The Importance of Assembling a Team of Professionals
Buying and selling a business is a highly specialized skill set and art form. Managing a sale process to a conclusion is a team effort. There are three professional teams the seller needs to engage in order to make the process run as well as it can, capture the highest value, draft documents that will protect the sellers interest and minimize the taxes that seller will have to pay on the proceeds received from the sale–an investment banker, legal counsel and an accounting or tax advisory firm. Each has a key role to play.
The reasons business owners engage an investment banking firm to represent a sale on their behalf, are numerous. The investment banker will manage the transaction in its entirety, position the company for a sale, run an efficient process, find the right buyer, maximize the company’s value, spearhead negotiations, protect the company’s confidential information, coordinate the various professionals and manage the deal to a conclusion. The investment banker needs to maintain a level of objectivity on the deal process, keeping much of the emotion out of it, and be prepared to walk away from any deal that is not in the seller’s best interest.
It is also very important to retain an attorney who is transactional, deal-savvy and experienced in the industry—someone who understands the terminology, all the nuances of the fashion sector, and has a track record of closing deals. Rounding out the professional mix is a tax advisor well-versed in creating tax efficient structures, especially capital gains versus ordinary income tax.
With the right investment banker, lawyer and tax advisor, a well-rounded team is positioned to represent a company in the transaction, maximizing value, and protecting the shareholders’ best interests, which should be the only agenda in any transaction!
In our next article, we’ll look at ways of preparing a business for sale.
About the Author
Allan Ellinger is MMG’s co-founder and senior managing partner. In addition to his involvement in M&A, restructuring and crisis management, he serves as a strategic advisor to many fashion and consumer product CEOs. He can be reached at A.Ellinger@mmgus.com.
Now in its 25th anniversary year, MMG provides investment banking, strategic and financial advisory services to clients in the retail, fashion, textile, home, and jewelry and beauty sectors.
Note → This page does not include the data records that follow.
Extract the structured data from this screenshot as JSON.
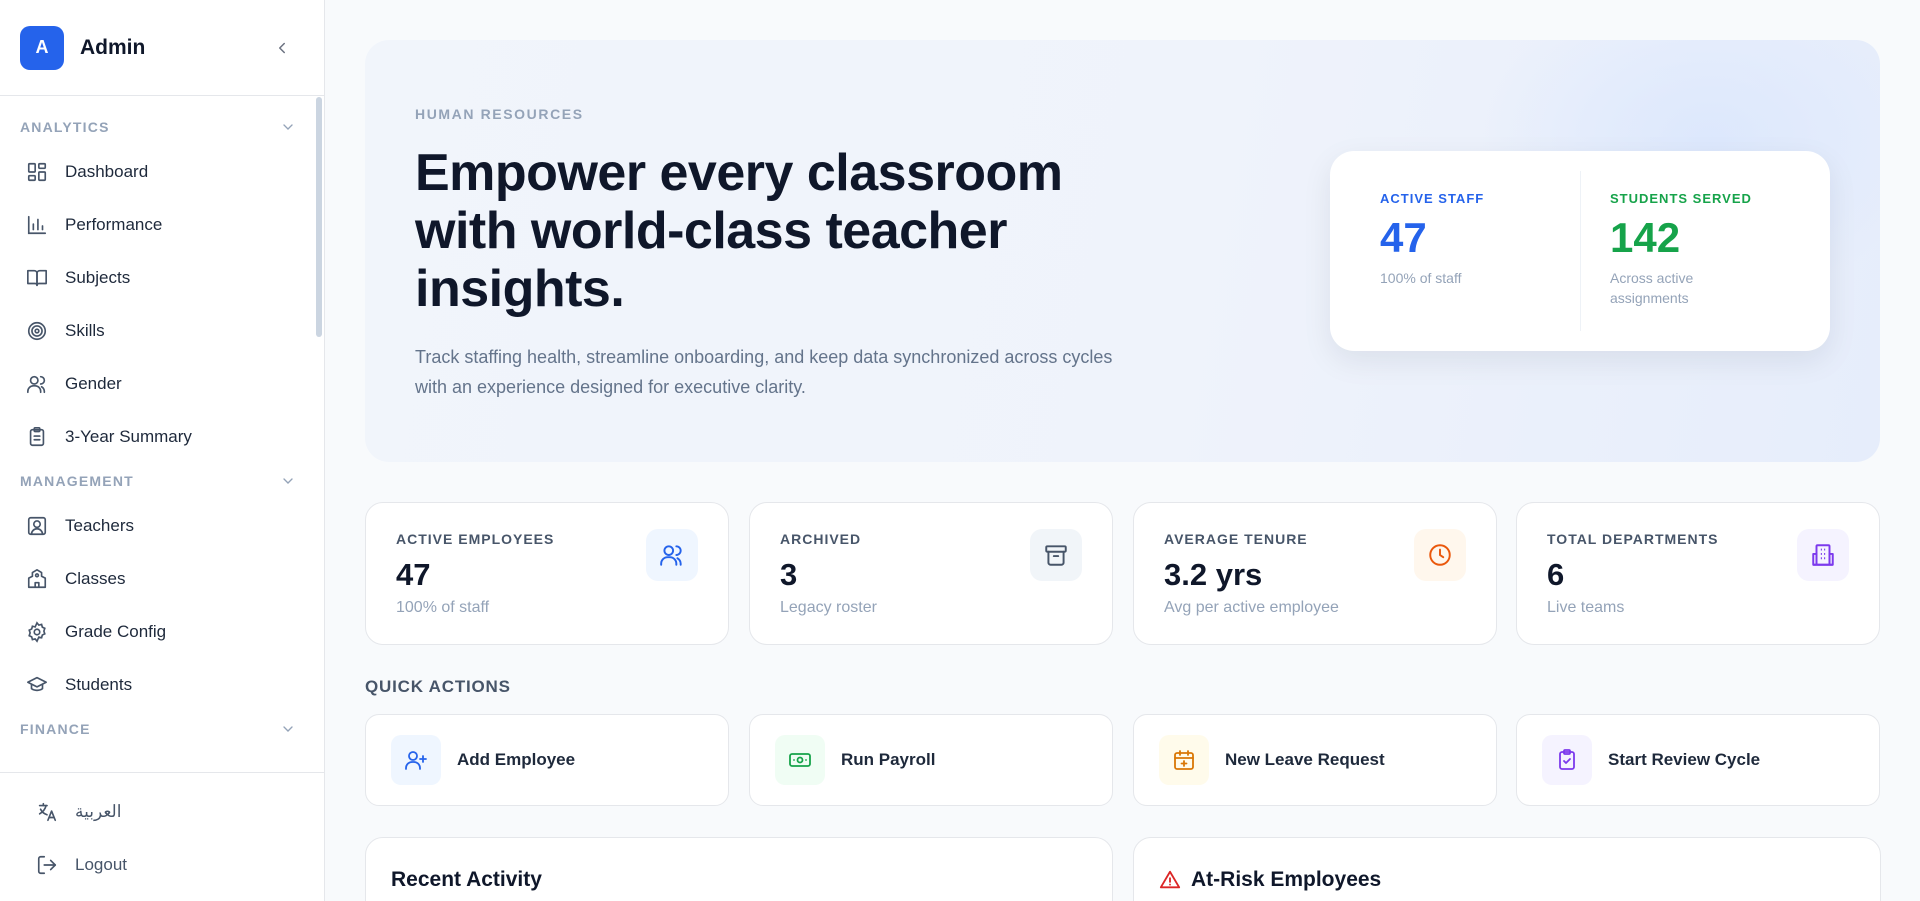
{
  "sidebar": {
    "avatar_letter": "A",
    "brand": "Admin",
    "sections": [
      {
        "label": "ANALYTICS",
        "items": [
          {
            "label": "Dashboard",
            "icon": "dashboard-icon"
          },
          {
            "label": "Performance",
            "icon": "bar-chart-icon"
          },
          {
            "label": "Subjects",
            "icon": "book-icon"
          },
          {
            "label": "Skills",
            "icon": "target-icon"
          },
          {
            "label": "Gender",
            "icon": "users-icon"
          },
          {
            "label": "3-Year Summary",
            "icon": "clipboard-icon"
          }
        ]
      },
      {
        "label": "MANAGEMENT",
        "items": [
          {
            "label": "Teachers",
            "icon": "contact-icon"
          },
          {
            "label": "Classes",
            "icon": "school-icon"
          },
          {
            "label": "Grade Config",
            "icon": "gear-icon"
          },
          {
            "label": "Students",
            "icon": "graduation-cap-icon"
          }
        ]
      },
      {
        "label": "FINANCE",
        "items": []
      }
    ],
    "footer": {
      "language": "العربية",
      "logout": "Logout"
    }
  },
  "hero": {
    "eyebrow": "HUMAN RESOURCES",
    "title": "Empower every classroom with world-class teacher insights.",
    "description": "Track staffing health, streamline onboarding, and keep data synchronized across cycles with an experience designed for executive clarity.",
    "card": {
      "active_staff_label": "ACTIVE STAFF",
      "active_staff_value": "47",
      "active_staff_sub": "100% of staff",
      "students_label": "STUDENTS SERVED",
      "students_value": "142",
      "students_sub": "Across active assignments"
    }
  },
  "stats": [
    {
      "label": "ACTIVE EMPLOYEES",
      "value": "47",
      "sub": "100% of staff",
      "icon": "users-icon",
      "color": "#2563eb",
      "bg": "#eff6ff"
    },
    {
      "label": "ARCHIVED",
      "value": "3",
      "sub": "Legacy roster",
      "icon": "archive-icon",
      "color": "#475569",
      "bg": "#f1f5f9"
    },
    {
      "label": "AVERAGE TENURE",
      "value": "3.2 yrs",
      "sub": "Avg per active employee",
      "icon": "clock-icon",
      "color": "#ea580c",
      "bg": "#fff7ed"
    },
    {
      "label": "TOTAL DEPARTMENTS",
      "value": "6",
      "sub": "Live teams",
      "icon": "building-icon",
      "color": "#7c3aed",
      "bg": "#f5f3ff"
    }
  ],
  "quick_actions": {
    "title": "QUICK ACTIONS",
    "items": [
      {
        "label": "Add Employee",
        "icon": "user-plus-icon",
        "color": "#2563eb",
        "bg": "#eff6ff"
      },
      {
        "label": "Run Payroll",
        "icon": "banknote-icon",
        "color": "#16a34a",
        "bg": "#f0fdf4"
      },
      {
        "label": "New Leave Request",
        "icon": "calendar-plus-icon",
        "color": "#d97706",
        "bg": "#fffbeb"
      },
      {
        "label": "Start Review Cycle",
        "icon": "clipboard-check-icon",
        "color": "#7c3aed",
        "bg": "#f5f3ff"
      }
    ]
  },
  "panels": {
    "recent_activity": "Recent Activity",
    "at_risk": "At-Risk Employees"
  },
  "colors": {
    "accent": "#2563eb",
    "green": "#16a34a",
    "danger": "#dc2626"
  }
}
The firm guides owners of both privately and publicly owned businesses through mergers and acquisitions, management buyouts, divestitures, strategic alliances, operational restructurings, valuations and business model analysis.